The good news is your Gmail account gives you an enormous amount of flexibility in managing your email. The bad news is some of the most interesting features are those you’d never know about until you start trying things out, or reading through the gmail help pages. Which – since Gmail works quite well without knowing the advanced features – is something most people never do.
One feature that can make your inbox more organized, and your email volume less overwhelming, is Gmail’s version of ‘aliases’. Your Gmail account comes with an unlimited number of aliases that you can use anytime, anywhere. The aliases in gmail are different than in many email accounts, but this makes them easier to use once you’re used to them. Take your regular gmail username, and add a + after it, and then any alias you want. Follow it with the @gmail.com part of your email address. Here are a few examples:
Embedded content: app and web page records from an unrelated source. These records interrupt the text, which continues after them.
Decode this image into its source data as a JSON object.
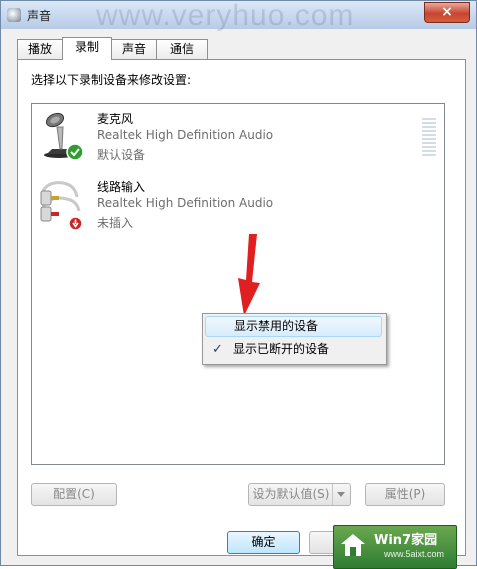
{
  "window": {
    "title": "声音",
    "watermark": "www.veryhuo.com",
    "close_glyph": "×"
  },
  "tabs": [
    {
      "label": "播放",
      "active": false
    },
    {
      "label": "录制",
      "active": true
    },
    {
      "label": "声音",
      "active": false
    },
    {
      "label": "通信",
      "active": false
    }
  ],
  "panel": {
    "instruction": "选择以下录制设备来修改设置:"
  },
  "devices": [
    {
      "name": "麦克风",
      "driver": "Realtek High Definition Audio",
      "status": "默认设备",
      "icon": "microphone-icon",
      "badge": "default-check-icon"
    },
    {
      "name": "线路输入",
      "driver": "Realtek High Definition Audio",
      "status": "未插入",
      "icon": "line-in-icon",
      "badge": "unplugged-icon"
    }
  ],
  "context_menu": {
    "items": [
      {
        "label": "显示禁用的设备",
        "checked": false,
        "highlighted": true
      },
      {
        "label": "显示已断开的设备",
        "checked": true,
        "highlighted": false
      }
    ],
    "check_glyph": "✓"
  },
  "buttons": {
    "configure": "配置(C)",
    "set_default": "设为默认值(S)",
    "properties": "属性(P)",
    "ok": "确定"
  },
  "logo": {
    "title": "Win7家园",
    "url": "www.5aixt.com"
  },
  "colors": {
    "accent_arrow": "#e02020",
    "default_badge": "#2e9e2e",
    "unplugged_badge": "#c62828",
    "menu_highlight": "#d5ecfb"
  }
}
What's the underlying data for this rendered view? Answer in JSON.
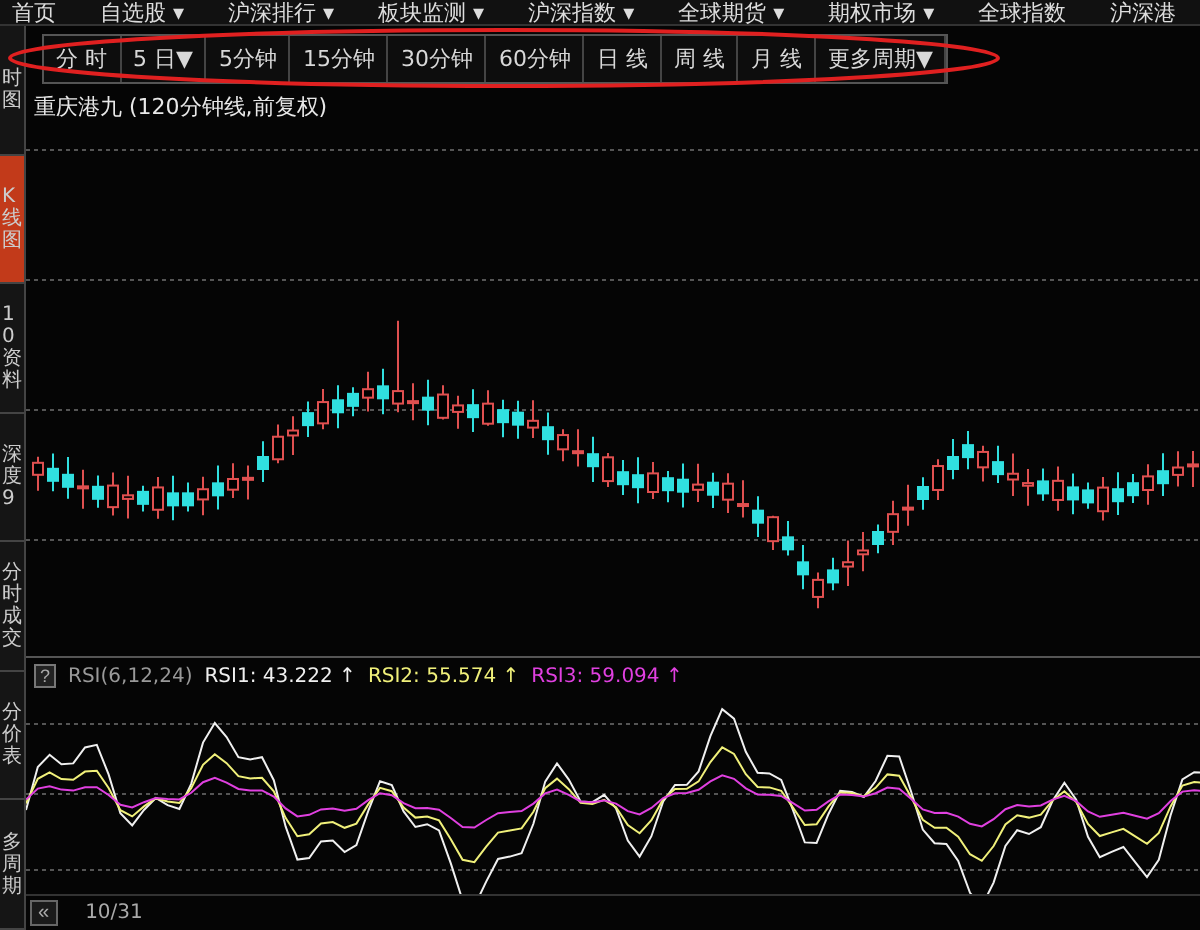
{
  "menu": [
    "首页",
    "自选股 ▾",
    "沪深排行 ▾",
    "板块监测 ▾",
    "沪深指数 ▾",
    "全球期货 ▾",
    "期权市场 ▾",
    "全球指数",
    "沪深港"
  ],
  "sidebar": {
    "items": [
      {
        "label": "时图",
        "selected": false
      },
      {
        "label": "K线图",
        "selected": true
      },
      {
        "label": "10资料",
        "selected": false
      },
      {
        "label": "深度9",
        "selected": false
      },
      {
        "label": "分时成交",
        "selected": false
      },
      {
        "label": "分价表",
        "selected": false
      },
      {
        "label": "多周期",
        "selected": false
      }
    ]
  },
  "periods": [
    "分 时",
    "5 日▼",
    "5分钟",
    "15分钟",
    "30分钟",
    "60分钟",
    "日 线",
    "周 线",
    "月 线",
    "更多周期▼"
  ],
  "chart_title": "重庆港九 (120分钟线,前复权)",
  "indicator": {
    "help": "?",
    "name": "RSI(6,12,24)",
    "readings": [
      {
        "label": "RSI1: 43.222 ↑",
        "color": "#f0f0f0"
      },
      {
        "label": "RSI2: 55.574 ↑",
        "color": "#f0f07a"
      },
      {
        "label": "RSI3: 59.094 ↑",
        "color": "#e040e0"
      }
    ]
  },
  "footer": {
    "scroll": "«",
    "date": "10/31"
  }
}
- If your Gmail address is [email protected], you could use the alias [email protected] when you sign up for websites that you think are going to send you junk mail. You can then create a filter in your gmail account that says “all messages sent to [email protected] should skip the inbox”.
- You could use the alias [email protected] when you subscribe to emails from any of the medical journals. You can either just let all these emails come to your inbox like any other emails would (this is the default), or you could assign a rule to them, like “all messages sent to drbobb[email protected] should be put in my Clinical Journals folder.
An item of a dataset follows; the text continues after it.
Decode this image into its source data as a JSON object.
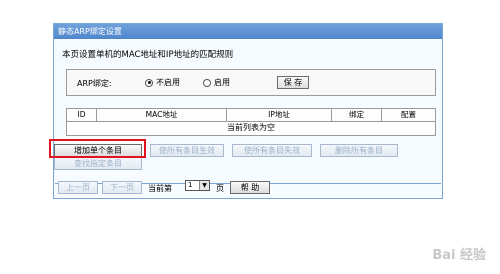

- You could use the alias [email protected] when you sign up for any social media (sm) websites. Then you can filter all social media messages into a folder, skipping the inbox, and keeping a large number of social media site notifications out of your immediate view.
What makes Gmail’s aliases so easy to start using, is that you don’t need to actually ‘set them up’. Any email sent to your [email protected] will show up in your inbox, just like a message sent to [email protected] You can figure out what filters to set up later, once you see what kind of volume or disruption you’re getting from any set of messages that are coming to one of your aliases. The one downside I’ve found so far is that some websites do not allow a “+” in their email address form, so you won’t be able to use a Gmail alias on those sites.